It is a privilege to live under the direct patronage of an Ent, but every autumn, there is a terrible price to be paid. Here, Spouse contemplates the invigorating exercise, the productive composting, and the all-around seasonal gemütlichkeit of raking up the foliage of a four-story-high silver maple.
If we wait long enough, many of the leaves will blow down the block to other people's lawns. (Isn't that the same strategy you pay for when the guys come around with leaf blowers? I've always wanted to see a face-off between two landscaping crews, blowing the same leaves back and forth across one property line.) Meanwhile, leaves gather on the front steps like handsome carpet runners.
And of course, there are the gutters. Each year, wild men emerge from deep inside Fangorn Forest (or someplace), ring the bell, and offer to clean the gutters. Some of these strangers have snaggle teeth and crossed eyes; none ever appear to have ladders. We send them away. Some years we try to clean the gutters ourselves, which involves Buster Keatonish near-death experiences (we, unfortunately, do have a ladder). And occasionally I take bids from a semi-respectable roofer type of person. But roofers are almost as crazy as electricians. One bellowed at me, "My men and I won't touch 'em if there's one leaf--one leaf!--left on dat tree!" (Uncertain I could meet his conditions, I bid him farewell.)
When it's all over, we will have the makings of next summer's glorious compost, to be added to the pile about one bag per month until next May. By the way, can you find the missing board in the soffit in the picture above?

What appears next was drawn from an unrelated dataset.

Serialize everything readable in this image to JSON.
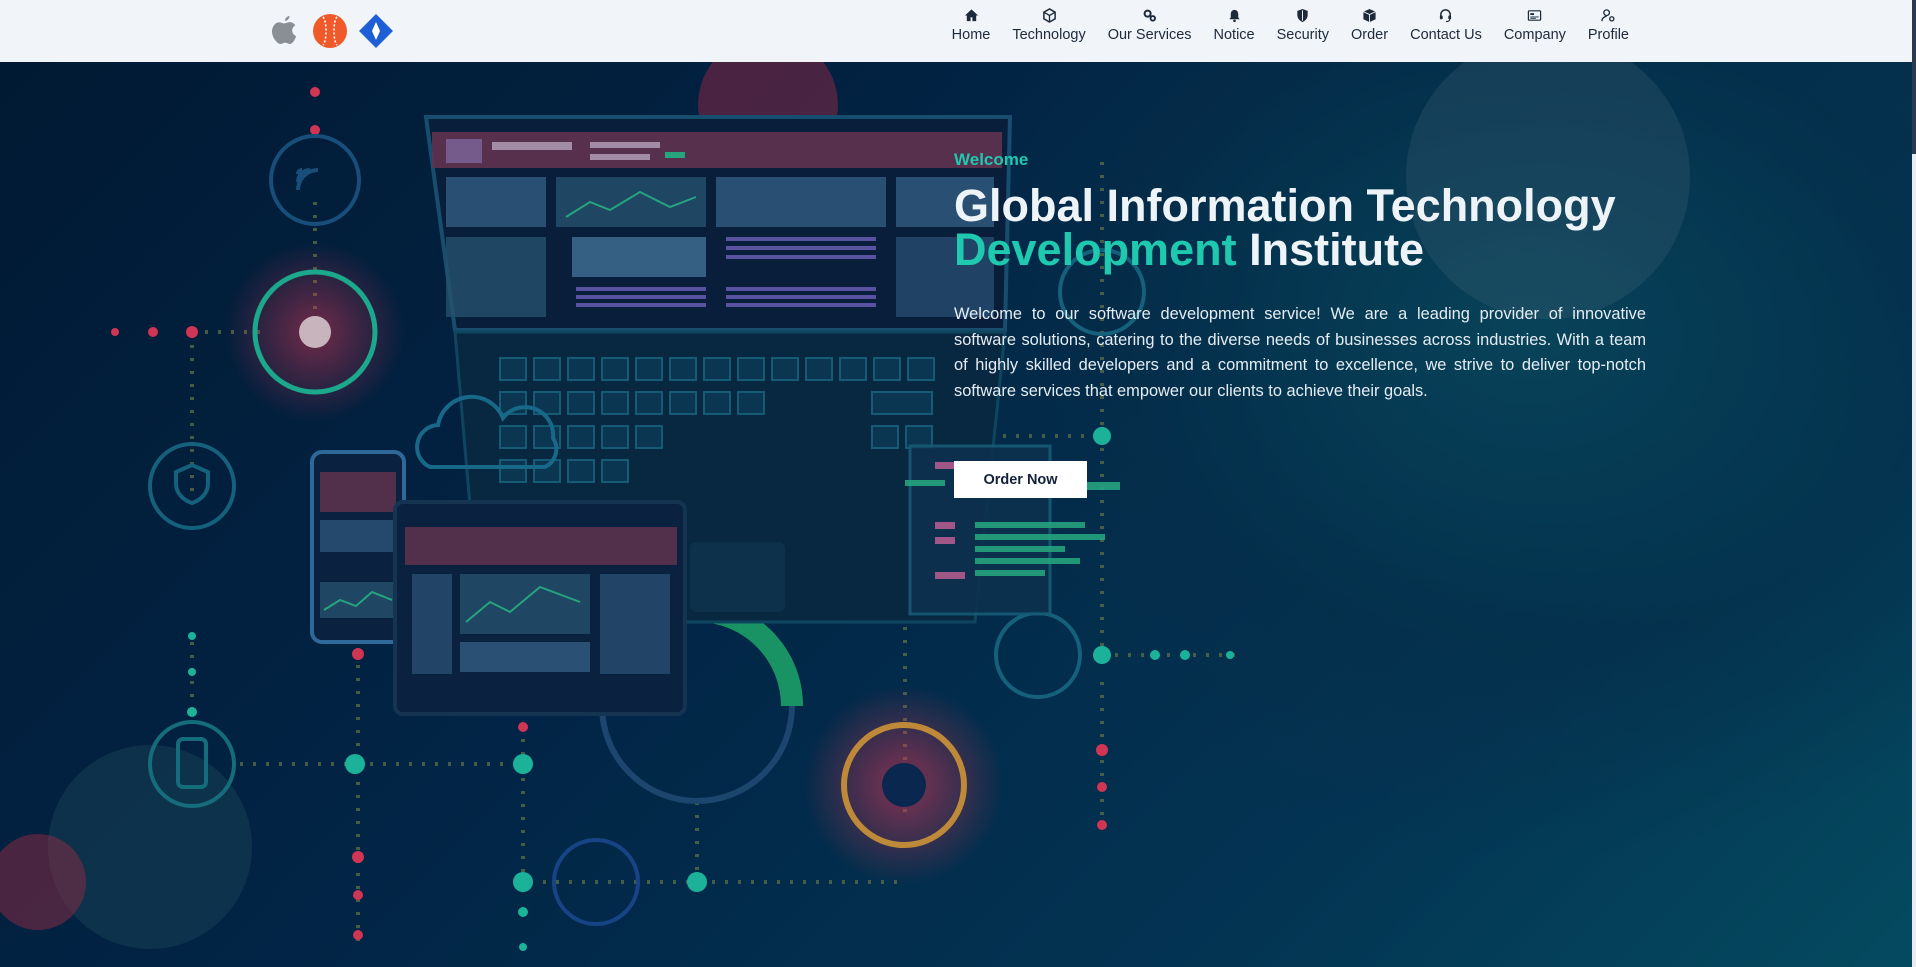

It's the Freeway of Love for Bagel the Squirrel and his whole family to enter our joists. (Where they jostle and rejoice.) If I point it out to you before you point it out to me, you won't have to remind me that we really should fix that, y'know.